Photo courtesy of Nite Jewel


Nite Jewel Chooses Her Ten Most Influential Albums

On the record with the fiercely independent synth-pop artist

It's been four years since Ramona Gonzalez made waves with One Second of Love, her sophomore album as the synth-pop performer Nite Jewel. The record, released on Secretly Canadian, was her official induction into the music industry after releasing her debut album on her own label, Gloriette. But even back then, she seemed skeptical of the machinery behind selling records through a label, and was way more invested in, you know, making music.

Now, Gonzalez is back with Liquid Cool, a self-produced album, that, according to her, "explores the theme of aloneness in a crowded and disconnected world" and that she literally recorded inside a closet. "I put all my gear—including my eight-track—in a walk-in closet," she says. "I had left my label and was back in my element. I felt like I had found my identity again." Gonzalez did, in fact, leave Secretly Canadian and returned to her roots of fiercely independent music-making. Liquid Cool, out today, will once again be released on Gloriette, and its first single, "Boo Hoo," is a showcase for the kind of artful, '80s-influenced electro-pop that she's mastered.

Here, Gonzalez, a devoted music buff, runs through the records that have influenced her the most. 

Photo via Stereogum

Ariel Pink, House Arrest

Endless hits! This record completely changed the way I looked at music and inspired me to start recording on my own. I can't say that I have ever gotten close to the kind of musical genius on here, but always something to aspire to and fawn over.

Photo via of Factmag

J Dilla, Donuts

This record was big for me when it came time to start producing my own songs. It taught me a lot about drawing from obscure samples, doing genre mash-ups, and recreating something modern out of something old. Also undeniable is J Dilla's unique sense of behind-the-beat rhythm that greatly influenced my own.

Photo via fanart

The Click, Game Related

In the Bay Area, where I grew up, this record was huge. In '95, everywhere you went, the single "Hurricane" was blasting from cars. The beats, the G-funk basslines, and E-40's unbelievable flow formed the basis for my sense of minimal, broken-down funk. 

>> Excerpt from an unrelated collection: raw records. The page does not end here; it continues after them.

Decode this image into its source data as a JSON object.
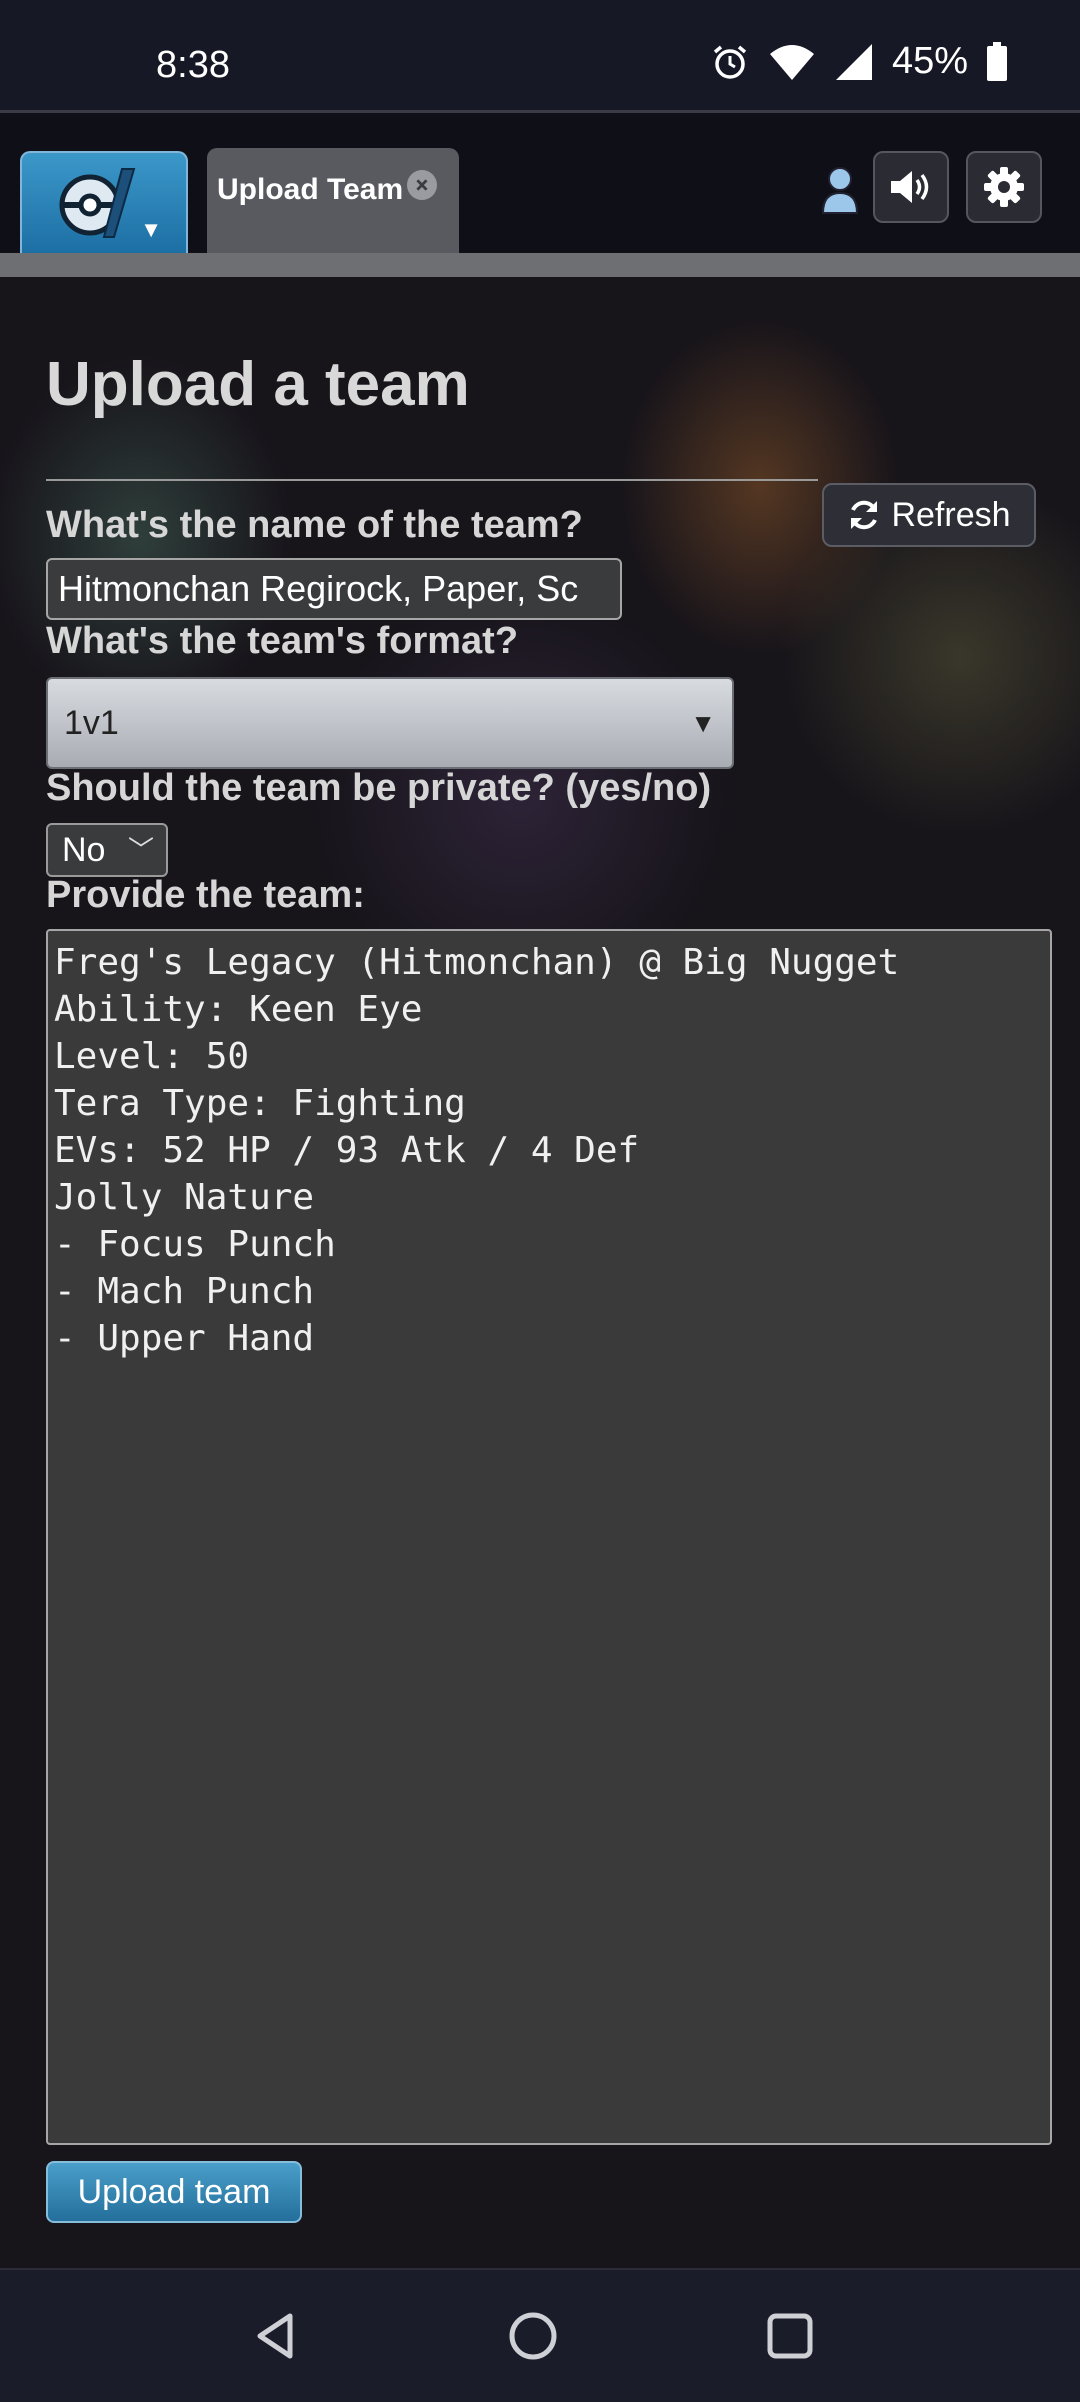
{
  "status_bar": {
    "time": "8:38",
    "battery": "45%",
    "icons": [
      "alarm-icon",
      "wifi-icon",
      "signal-icon",
      "battery-icon"
    ]
  },
  "header": {
    "tab_label": "Upload Team",
    "tab_close": "×",
    "icons": [
      "pokeball-logo-icon",
      "user-icon",
      "sound-icon",
      "gear-icon"
    ]
  },
  "page": {
    "title": "Upload a team",
    "refresh_label": "Refresh",
    "name_label": "What's the name of the team?",
    "name_value": "Hitmonchan Regirock, Paper, Sc",
    "format_label": "What's the team's format?",
    "format_value": "1v1",
    "private_label": "Should the team be private? (yes/no)",
    "private_value": "No",
    "team_label": "Provide the team:",
    "team_text": "Freg's Legacy (Hitmonchan) @ Big Nugget\nAbility: Keen Eye\nLevel: 50\nTera Type: Fighting\nEVs: 52 HP / 93 Atk / 4 Def\nJolly Nature\n- Focus Punch\n- Mach Punch\n- Upper Hand",
    "upload_label": "Upload team"
  },
  "colors": {
    "accent_blue": "#2f86b8",
    "background": "#14151f",
    "textarea_bg": "#3a3a3a"
  }
}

Photo via Youtube

Kraftwerk, Computer World

A perfect album. This record influenced the way I use synthesizers to create sounds that have an analog, tactile feel you can only get from hardware. Also important is the minimalism, the drum programming, and the conceptualism in the way this record deals with the nature of our relationship to technology.

Photo via Wikia

Julie Ruin, Julie Ruin

Kathleen Hanna completely blew my mind on this record. I loved the sound of it, the production, the minimalism, and her voice. Perfect little pop songs, but with dark, philosophical intensity.

Photo via iTunes

TLC, CrazySexyCool

I was super into a lot of the R&B girl groups that came out of the '90s, but TLC was by far my favorite. Cool, tomboyish, and musically sophisticated, I came to idolize each member at different times for different reasons. This album has so many hits that all pay tribute to things I love, like '70s soul, new jack swing, G-funk, and Prince. And the music videos were tops.

Photo via Wired

My Bloody Valentine, Loveless

A record that to me perfectly balances heavy instrumentation, atmospherics, and vocals. the vocals are so beautifully quiet that they become almost telepathically loud. That musical choice greatly influenced the way I approached my vocals when I first began recording.

Photo via

Miles Davis, Kind of Blue

I studied jazz as a kid, and this was the first record that allowed me to access the genre in a personal way. "All Blues" was the first jazz song I learned to play on the piano as a kid, so naturally I became obsessed with the harmonic structure of it and the melodies, and later, the album as a whole.

Photo via Amazon

Janet Jackson, Janet.

Iconic record. Not only the cover (duh), but the new sultry Janet style. Hit after hit, I couldn't get enough of this record. And the music videos too I became obsessed with, waiting for MTV to play my favorite ones. Janet on this record definitely became one of my biggest vocal influences.

Photo via ProStudioMasters

The Velvet Underground, The Velvet Underground & Nico

A huge influence on me as far as pop structures and arrangements, lyrical irony, musical production, and general attitude and ethos.